Items from an interface collection
****************************************
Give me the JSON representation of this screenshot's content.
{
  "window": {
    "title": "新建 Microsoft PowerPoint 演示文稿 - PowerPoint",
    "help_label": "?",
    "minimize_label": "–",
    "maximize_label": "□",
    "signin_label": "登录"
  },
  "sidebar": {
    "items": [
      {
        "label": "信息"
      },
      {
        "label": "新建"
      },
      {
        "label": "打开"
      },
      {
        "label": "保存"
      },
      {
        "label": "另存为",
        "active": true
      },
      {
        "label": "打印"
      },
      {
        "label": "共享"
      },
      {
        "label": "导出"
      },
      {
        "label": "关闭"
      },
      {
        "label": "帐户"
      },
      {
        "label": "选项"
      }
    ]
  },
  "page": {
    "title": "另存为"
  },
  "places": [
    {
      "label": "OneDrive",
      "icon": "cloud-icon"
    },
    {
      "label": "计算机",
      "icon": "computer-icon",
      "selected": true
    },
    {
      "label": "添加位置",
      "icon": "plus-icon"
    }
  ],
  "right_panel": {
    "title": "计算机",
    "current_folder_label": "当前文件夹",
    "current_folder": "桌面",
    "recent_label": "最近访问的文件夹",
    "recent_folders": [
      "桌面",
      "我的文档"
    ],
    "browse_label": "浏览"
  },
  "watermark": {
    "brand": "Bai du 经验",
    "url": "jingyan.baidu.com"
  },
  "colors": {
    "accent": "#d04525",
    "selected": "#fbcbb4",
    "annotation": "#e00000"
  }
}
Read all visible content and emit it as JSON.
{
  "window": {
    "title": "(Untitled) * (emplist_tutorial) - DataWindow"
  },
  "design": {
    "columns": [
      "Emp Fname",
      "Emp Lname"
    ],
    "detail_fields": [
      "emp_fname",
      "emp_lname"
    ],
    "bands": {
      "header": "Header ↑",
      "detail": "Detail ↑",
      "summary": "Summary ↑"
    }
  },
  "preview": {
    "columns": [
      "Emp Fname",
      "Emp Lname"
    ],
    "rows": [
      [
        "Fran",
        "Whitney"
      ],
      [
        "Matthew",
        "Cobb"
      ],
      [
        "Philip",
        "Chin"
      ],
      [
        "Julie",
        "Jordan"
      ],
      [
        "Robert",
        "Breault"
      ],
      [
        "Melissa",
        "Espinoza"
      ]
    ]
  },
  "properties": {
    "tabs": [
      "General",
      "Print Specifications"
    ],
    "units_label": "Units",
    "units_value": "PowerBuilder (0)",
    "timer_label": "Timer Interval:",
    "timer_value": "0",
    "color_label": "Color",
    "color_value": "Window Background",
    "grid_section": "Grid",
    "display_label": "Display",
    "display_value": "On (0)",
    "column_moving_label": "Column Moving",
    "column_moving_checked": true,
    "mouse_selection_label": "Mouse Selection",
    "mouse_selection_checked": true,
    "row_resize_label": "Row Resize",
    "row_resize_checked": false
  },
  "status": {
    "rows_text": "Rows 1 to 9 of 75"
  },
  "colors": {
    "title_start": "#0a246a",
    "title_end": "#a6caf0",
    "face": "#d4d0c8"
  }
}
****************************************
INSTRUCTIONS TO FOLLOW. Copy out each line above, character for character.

SOLUTION.
Give me the JSON representation of this screenshot's content.
{
  "window": {
    "title": "新建 Microsoft PowerPoint 演示文稿 - PowerPoint",
    "help_label": "?",
    "minimize_label": "–",
    "maximize_label": "□",
    "signin_label": "登录"
  },
  "sidebar": {
    "items": [
      {
        "label": "信息"
      },
      {
        "label": "新建"
      },
      {
        "label": "打开"
      },
      {
        "label": "保存"
      },
      {
        "label": "另存为",
        "active": true
      },
      {
        "label": "打印"
      },
      {
        "label": "共享"
      },
      {
        "label": "导出"
      },
      {
        "label": "关闭"
      },
      {
        "label": "帐户"
      },
      {
        "label": "选项"
      }
    ]
  },
  "page": {
    "title": "另存为"
  },
  "places": [
    {
      "label": "OneDrive",
      "icon": "cloud-icon"
    },
    {
      "label": "计算机",
      "icon": "computer-icon",
      "selected": true
    },
    {
      "label": "添加位置",
      "icon": "plus-icon"
    }
  ],
  "right_panel": {
    "title": "计算机",
    "current_folder_label": "当前文件夹",
    "current_folder": "桌面",
    "recent_label": "最近访问的文件夹",
    "recent_folders": [
      "桌面",
      "我的文档"
    ],
    "browse_label": "浏览"
  },
  "watermark": {
    "brand": "Bai du 经验",
    "url": "jingyan.baidu.com"
  },
  "colors": {
    "accent": "#d04525",
    "selected": "#fbcbb4",
    "annotation": "#e00000"
  }
}
Read all visible content and emit it as JSON.
{
  "window": {
    "title": "(Untitled) * (emplist_tutorial) - DataWindow"
  },
  "design": {
    "columns": [
      "Emp Fname",
      "Emp Lname"
    ],
    "detail_fields": [
      "emp_fname",
      "emp_lname"
    ],
    "bands": {
      "header": "Header ↑",
      "detail": "Detail ↑",
      "summary": "Summary ↑"
    }
  },
  "preview": {
    "columns": [
      "Emp Fname",
      "Emp Lname"
    ],
    "rows": [
      [
        "Fran",
        "Whitney"
      ],
      [
        "Matthew",
        "Cobb"
      ],
      [
        "Philip",
        "Chin"
      ],
      [
        "Julie",
        "Jordan"
      ],
      [
        "Robert",
        "Breault"
      ],
      [
        "Melissa",
        "Espinoza"
      ]
    ]
  },
  "properties": {
    "tabs": [
      "General",
      "Print Specifications"
    ],
    "units_label": "Units",
    "units_value": "PowerBuilder (0)",
    "timer_label": "Timer Interval:",
    "timer_value": "0",
    "color_label": "Color",
    "color_value": "Window Background",
    "grid_section": "Grid",
    "display_label": "Display",
    "display_value": "On (0)",
    "column_moving_label": "Column Moving",
    "column_moving_checked": true,
    "mouse_selection_label": "Mouse Selection",
    "mouse_selection_checked": true,
    "row_resize_label": "Row Resize",
    "row_resize_checked": false
  },
  "status": {
    "rows_text": "Rows 1 to 9 of 75"
  },
  "colors": {
    "title_start": "#0a246a",
    "title_end": "#a6caf0",
    "face": "#d4d0c8"
  }
}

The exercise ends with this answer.